So, the first book for Two Book Tuesday is The Cure by Sonia Levitin.

A strange mixture of science-fiction, dystopian fiction, and historical fiction, I first read The Cure when we lived in Baltimore, MD.  If you are a fan of the recently-popular Divergent series, then The Cure is right up your alley with “factions” and forced conformity into these factions.  Deviants are criminals with only two options: to die and be recycled or to accept a mysterious cure that is supposed to bring them back into the fold.

Gemm, a deviant and the main character of the story, chooses to take the cure and suddenly finds himself living the live of a 16-year-old Jewish musician in 1348 at the beginning of the Black Death.  As a young reader, this book was such a great experience that is has stayed with me over a decade later and is a title that I re-read every few years.

The absolute terrible part of this whole search process is that the library no longer owns this title and I need to look elsewhere if I decide that I want to read it, which I do.  I cannot put into words the sense of betrayal I felt that this book was no longer available at my library.  I have to wonder if this is how most patrons feel when we go through a period of healthy weeding of our collections.

And the second book I have for you this week is Beauty written by Hubert, with art by Kerascoët.

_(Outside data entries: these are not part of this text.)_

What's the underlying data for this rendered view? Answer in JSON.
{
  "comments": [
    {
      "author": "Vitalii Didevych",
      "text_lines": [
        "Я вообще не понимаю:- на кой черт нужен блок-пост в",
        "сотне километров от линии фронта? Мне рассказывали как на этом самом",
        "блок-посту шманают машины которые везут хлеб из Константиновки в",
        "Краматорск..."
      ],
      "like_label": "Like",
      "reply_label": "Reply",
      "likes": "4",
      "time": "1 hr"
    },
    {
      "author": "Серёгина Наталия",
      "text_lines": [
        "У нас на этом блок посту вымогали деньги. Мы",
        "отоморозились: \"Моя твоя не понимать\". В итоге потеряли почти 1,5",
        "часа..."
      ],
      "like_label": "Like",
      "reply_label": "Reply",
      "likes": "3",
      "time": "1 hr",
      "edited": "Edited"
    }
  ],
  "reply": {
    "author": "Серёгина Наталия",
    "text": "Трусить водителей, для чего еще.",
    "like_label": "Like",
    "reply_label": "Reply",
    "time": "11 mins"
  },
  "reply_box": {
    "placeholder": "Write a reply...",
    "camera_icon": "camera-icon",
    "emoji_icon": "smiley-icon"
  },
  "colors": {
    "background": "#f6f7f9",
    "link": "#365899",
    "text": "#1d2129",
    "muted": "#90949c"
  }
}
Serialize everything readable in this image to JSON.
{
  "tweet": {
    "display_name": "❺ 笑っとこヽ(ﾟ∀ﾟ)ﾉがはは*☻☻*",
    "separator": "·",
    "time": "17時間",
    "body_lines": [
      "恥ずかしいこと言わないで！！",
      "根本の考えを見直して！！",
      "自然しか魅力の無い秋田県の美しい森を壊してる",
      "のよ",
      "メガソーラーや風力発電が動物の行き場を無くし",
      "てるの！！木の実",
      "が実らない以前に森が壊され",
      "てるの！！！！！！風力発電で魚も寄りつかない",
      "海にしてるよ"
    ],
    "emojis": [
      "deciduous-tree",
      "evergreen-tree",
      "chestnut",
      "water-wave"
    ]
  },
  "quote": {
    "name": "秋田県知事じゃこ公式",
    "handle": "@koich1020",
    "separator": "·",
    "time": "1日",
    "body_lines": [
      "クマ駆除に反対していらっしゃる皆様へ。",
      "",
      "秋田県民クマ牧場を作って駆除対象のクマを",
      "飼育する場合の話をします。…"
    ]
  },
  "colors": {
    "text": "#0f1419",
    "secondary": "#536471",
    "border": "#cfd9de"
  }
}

Apparently, I placed an Inter-Library Loan request for this title a few weeks ago and it finally arrived…  The strange thing is that I don’t remember anything about the request or the book itself!  So, I find myself with the opportunity to read a pretty great looking graphic novel that I may not have otherwise picked up.

I’ll let you know how it is.  🙂